Skip to Content


Dealing With The Death Of An Offender

On January 26th, 2020, nine people – including basketball star Kobe Bryant, and his daughter Gianna – died in a horrific helicopter crash.

While most of the world is mourning the loss of a basketball star and legend, others are struggling to navigate the complexities of Bryant’s legacy. Doting father (#girldad), loving husband, racial equity activist, women’s sports enthusiast, legendary basketball player, and rapist are all included in the late Bryant’s history. The nuances of these titles have caused much dissension, division, and discussion surrounding the late Kobe Bryant and the legacy he left behind.

Communities have been torn between acknowledging his past as an offender or keeping it buried as to not refute Kobe’s accomplishments in the sports and film world.

A 19-year-old hotel concierge reported Bryant of raping her in 2003. Highly publicized trials tend to take a toll on survivors. Despite the evidence of rape, the case was dropped. The 19-year-old had her identity, past sexual history, and health records publicized and ridiculed in the media. She encountered harassment and threats, as well as victim blaming from the judicial system.

A civil case was filed and the settled out of court, which led to a public apology from Bryant that sidestepped the actions and harm he’d done. While Kobe’s life went on without a glitch, much is left to wonder about the consequences of this case for the survivor.

Although the incident happened almost twenty years ago, there is no statute of limitations on questions about how it was handled and the circumstances around it. We still need to examine how we hold space for survivors who have been silenced for years, without justice or even validation of the truth of being harmed by a societal hero.

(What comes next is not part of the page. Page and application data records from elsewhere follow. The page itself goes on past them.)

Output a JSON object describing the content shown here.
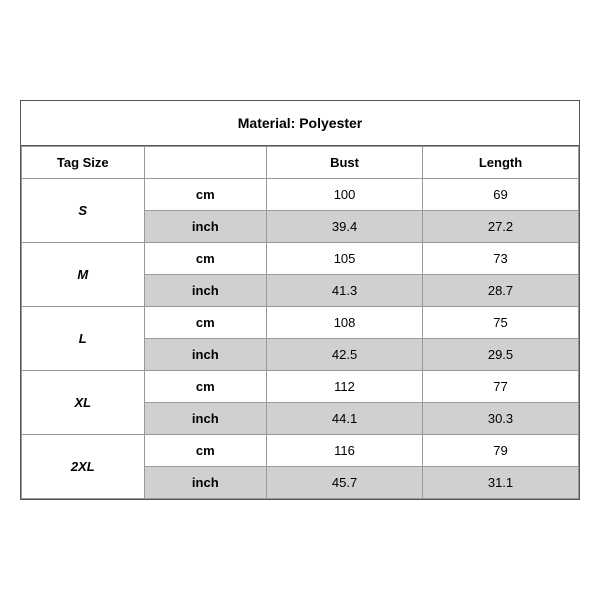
{
  "material": {
    "label": "Material: Polyester"
  },
  "table": {
    "columns": {
      "tag_size": "Tag Size",
      "bust": "Bust",
      "length": "Length"
    },
    "rows": [
      {
        "size": "S",
        "cm": {
          "unit": "cm",
          "bust": "100",
          "length": "69"
        },
        "inch": {
          "unit": "inch",
          "bust": "39.4",
          "length": "27.2"
        }
      },
      {
        "size": "M",
        "cm": {
          "unit": "cm",
          "bust": "105",
          "length": "73"
        },
        "inch": {
          "unit": "inch",
          "bust": "41.3",
          "length": "28.7"
        }
      },
      {
        "size": "L",
        "cm": {
          "unit": "cm",
          "bust": "108",
          "length": "75"
        },
        "inch": {
          "unit": "inch",
          "bust": "42.5",
          "length": "29.5"
        }
      },
      {
        "size": "XL",
        "cm": {
          "unit": "cm",
          "bust": "112",
          "length": "77"
        },
        "inch": {
          "unit": "inch",
          "bust": "44.1",
          "length": "30.3"
        }
      },
      {
        "size": "2XL",
        "cm": {
          "unit": "cm",
          "bust": "116",
          "length": "79"
        },
        "inch": {
          "unit": "inch",
          "bust": "45.7",
          "length": "31.1"
        }
      }
    ]
  }
}
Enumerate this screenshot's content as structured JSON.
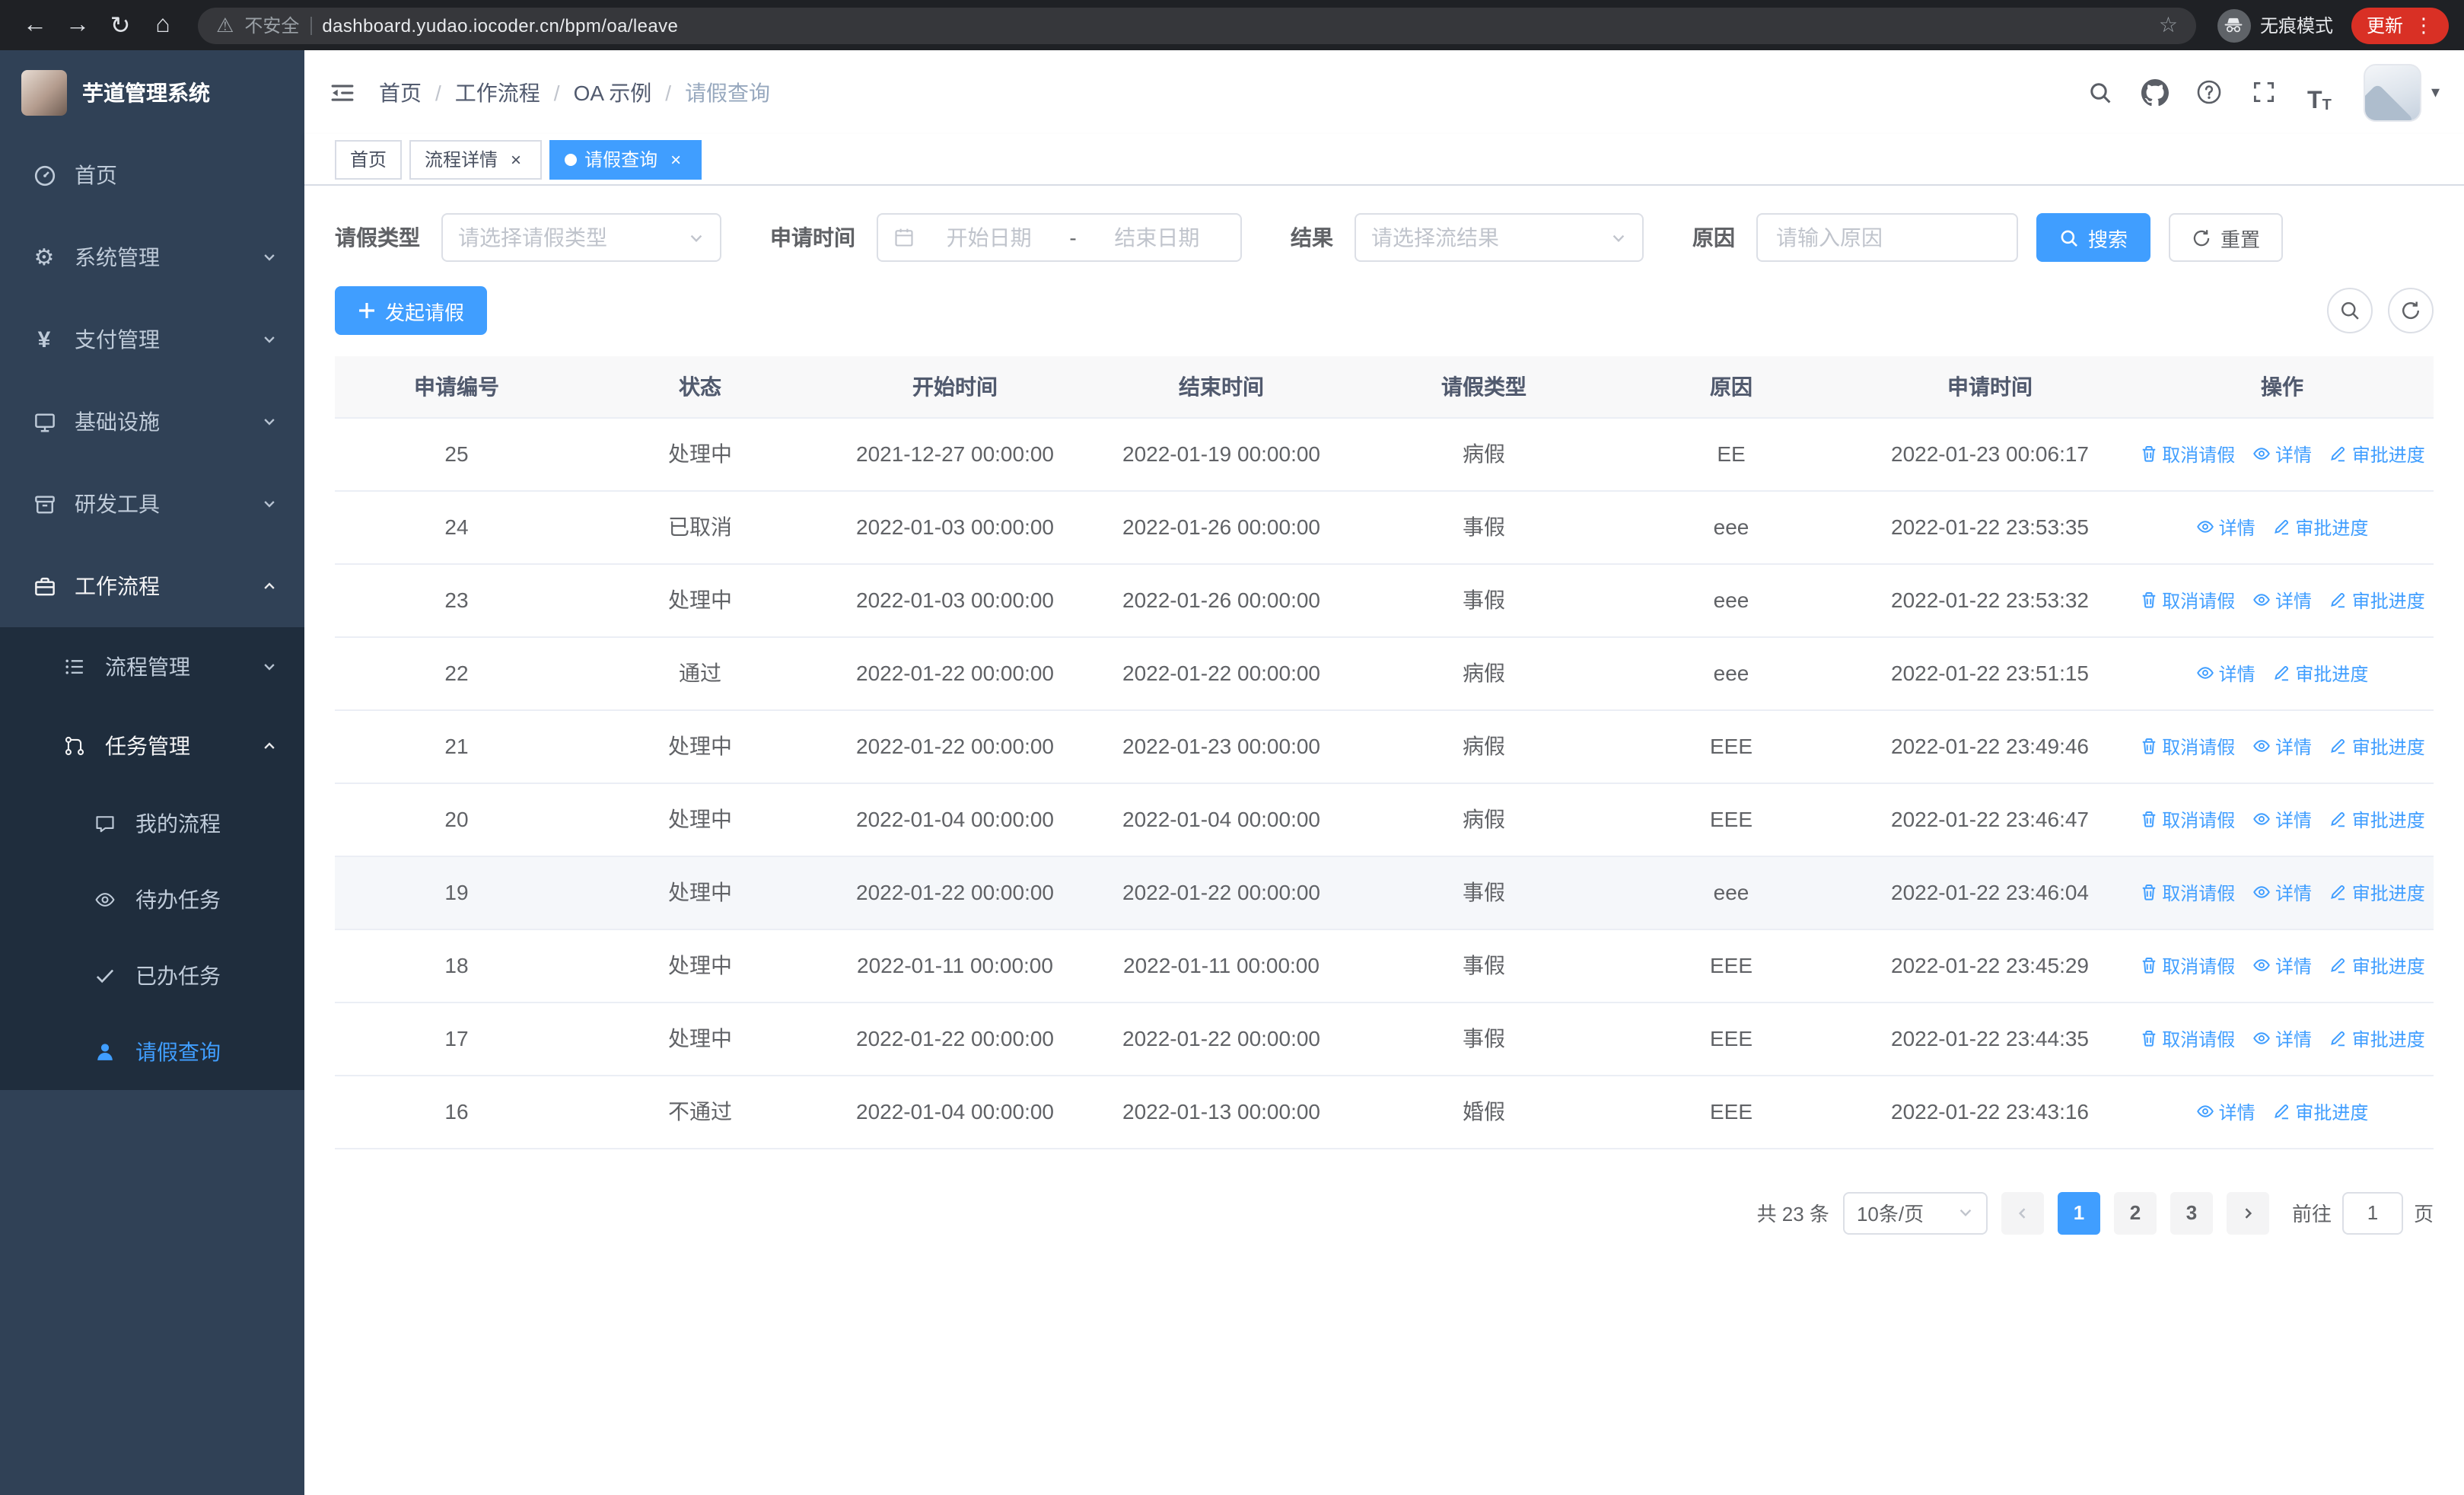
{
  "colors": {
    "primary": "#409eff",
    "sidebar_bg": "#304156",
    "submenu_bg": "#1f2d3d",
    "update_pill": "#d93025",
    "table_header_bg": "#f8f8f9"
  },
  "browser": {
    "nav_icons": [
      "back-icon",
      "forward-icon",
      "refresh-icon",
      "home-icon"
    ],
    "security_label": "不安全",
    "url": "dashboard.yudao.iocoder.cn/bpm/oa/leave",
    "incognito_label": "无痕模式",
    "update_label": "更新"
  },
  "sidebar": {
    "app_title": "芋道管理系统",
    "menu": [
      {
        "label": "首页",
        "icon": "dashboard-icon"
      },
      {
        "label": "系统管理",
        "icon": "gear-icon"
      },
      {
        "label": "支付管理",
        "icon": "payment-icon"
      },
      {
        "label": "基础设施",
        "icon": "infrastructure-icon"
      },
      {
        "label": "研发工具",
        "icon": "devtools-icon"
      },
      {
        "label": "工作流程",
        "icon": "workflow-icon"
      }
    ],
    "workflow_submenu": [
      {
        "label": "流程管理",
        "icon": "process-icon"
      },
      {
        "label": "任务管理",
        "icon": "tasks-icon"
      }
    ],
    "task_submenu": [
      {
        "label": "我的流程",
        "icon": "my-process-icon"
      },
      {
        "label": "待办任务",
        "icon": "todo-icon"
      },
      {
        "label": "已办任务",
        "icon": "done-icon"
      },
      {
        "label": "请假查询",
        "icon": "leave-query-icon"
      }
    ]
  },
  "header": {
    "breadcrumb": [
      "首页",
      "工作流程",
      "OA 示例",
      "请假查询"
    ],
    "right_icons": [
      "search-icon",
      "github-icon",
      "help-icon",
      "fullscreen-icon",
      "font-size-icon"
    ]
  },
  "tabs": [
    {
      "label": "首页",
      "closable": false,
      "active": false
    },
    {
      "label": "流程详情",
      "closable": true,
      "active": false
    },
    {
      "label": "请假查询",
      "closable": true,
      "active": true
    }
  ],
  "filters": {
    "leave_type_label": "请假类型",
    "leave_type_placeholder": "请选择请假类型",
    "apply_time_label": "申请时间",
    "date_start_placeholder": "开始日期",
    "date_separator": "-",
    "date_end_placeholder": "结束日期",
    "result_label": "结果",
    "result_placeholder": "请选择流结果",
    "reason_label": "原因",
    "reason_placeholder": "请输入原因",
    "search_label": "搜索",
    "reset_label": "重置"
  },
  "toolbar": {
    "create_label": "发起请假"
  },
  "table": {
    "columns": [
      "申请编号",
      "状态",
      "开始时间",
      "结束时间",
      "请假类型",
      "原因",
      "申请时间",
      "操作"
    ],
    "actions": {
      "cancel": "取消请假",
      "detail": "详情",
      "progress": "审批进度"
    },
    "rows": [
      {
        "id": "25",
        "status": "处理中",
        "start": "2021-12-27 00:00:00",
        "end": "2022-01-19 00:00:00",
        "type": "病假",
        "reason": "EE",
        "apply_time": "2022-01-23 00:06:17",
        "cancellable": true,
        "highlighted": false
      },
      {
        "id": "24",
        "status": "已取消",
        "start": "2022-01-03 00:00:00",
        "end": "2022-01-26 00:00:00",
        "type": "事假",
        "reason": "eee",
        "apply_time": "2022-01-22 23:53:35",
        "cancellable": false,
        "highlighted": false
      },
      {
        "id": "23",
        "status": "处理中",
        "start": "2022-01-03 00:00:00",
        "end": "2022-01-26 00:00:00",
        "type": "事假",
        "reason": "eee",
        "apply_time": "2022-01-22 23:53:32",
        "cancellable": true,
        "highlighted": false
      },
      {
        "id": "22",
        "status": "通过",
        "start": "2022-01-22 00:00:00",
        "end": "2022-01-22 00:00:00",
        "type": "病假",
        "reason": "eee",
        "apply_time": "2022-01-22 23:51:15",
        "cancellable": false,
        "highlighted": false
      },
      {
        "id": "21",
        "status": "处理中",
        "start": "2022-01-22 00:00:00",
        "end": "2022-01-23 00:00:00",
        "type": "病假",
        "reason": "EEE",
        "apply_time": "2022-01-22 23:49:46",
        "cancellable": true,
        "highlighted": false
      },
      {
        "id": "20",
        "status": "处理中",
        "start": "2022-01-04 00:00:00",
        "end": "2022-01-04 00:00:00",
        "type": "病假",
        "reason": "EEE",
        "apply_time": "2022-01-22 23:46:47",
        "cancellable": true,
        "highlighted": false
      },
      {
        "id": "19",
        "status": "处理中",
        "start": "2022-01-22 00:00:00",
        "end": "2022-01-22 00:00:00",
        "type": "事假",
        "reason": "eee",
        "apply_time": "2022-01-22 23:46:04",
        "cancellable": true,
        "highlighted": true
      },
      {
        "id": "18",
        "status": "处理中",
        "start": "2022-01-11 00:00:00",
        "end": "2022-01-11 00:00:00",
        "type": "事假",
        "reason": "EEE",
        "apply_time": "2022-01-22 23:45:29",
        "cancellable": true,
        "highlighted": false
      },
      {
        "id": "17",
        "status": "处理中",
        "start": "2022-01-22 00:00:00",
        "end": "2022-01-22 00:00:00",
        "type": "事假",
        "reason": "EEE",
        "apply_time": "2022-01-22 23:44:35",
        "cancellable": true,
        "highlighted": false
      },
      {
        "id": "16",
        "status": "不通过",
        "start": "2022-01-04 00:00:00",
        "end": "2022-01-13 00:00:00",
        "type": "婚假",
        "reason": "EEE",
        "apply_time": "2022-01-22 23:43:16",
        "cancellable": false,
        "highlighted": false
      }
    ]
  },
  "pagination": {
    "total_label": "共 23 条",
    "page_size_label": "10条/页",
    "pages": [
      "1",
      "2",
      "3"
    ],
    "active_page": "1",
    "goto_label": "前往",
    "goto_value": "1",
    "page_unit_label": "页"
  }
}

Can we take a moment to reflect and acknowledge that heroes are capable of harm, too? Can we understand that heroes hold the capacity to be villains in someone else’s story? Is there space to see a person for being more than what their friends, families, fans, and media say?

For those who struggle with the loss of a legend and offender, it’s okay to feel anger and sadness. We can acknowledge the hurt a tragic loss can cause while also deeply feeling anger about the lack of supports for survivors who come forward. There was no accountability for this offender’s actions and there are systems put in place that protect men with money, power, and fame. We grieve this and hold anger in our hearts over it. We also hold space for survivors who never have, or maybe never will receive justice because the death of their offender has overshadowed their own truths.

We have to continue validating the stories of survivors, debunking myths, and having these sensitive conversations about sexual violence prevention in our communities.

To survivors, we see you, we hear you, we believe you.

If you or someone you know is a survivor of sexual violence, our trained advocates are available to talk 24 hours a day toll-free at 1-855-VOICES-4 (1-855-864-2374).

Other Ways to Reach Our Hotline:
Chat is a way for survivors to receive services via the MCEDSV website. This is web-based, survivors are encouraged to clear their web browser after each contact.

Text: 866-238-1454 is for individuals who prefer the convenience of texting. The text line offers the same confidential and anonymous service as the chat and hotline, with the added convenience of you sending messages discreetly via your mobile device. Survivors are encouraged to delete messages after each text session has ended. *Standard text messaging rates apply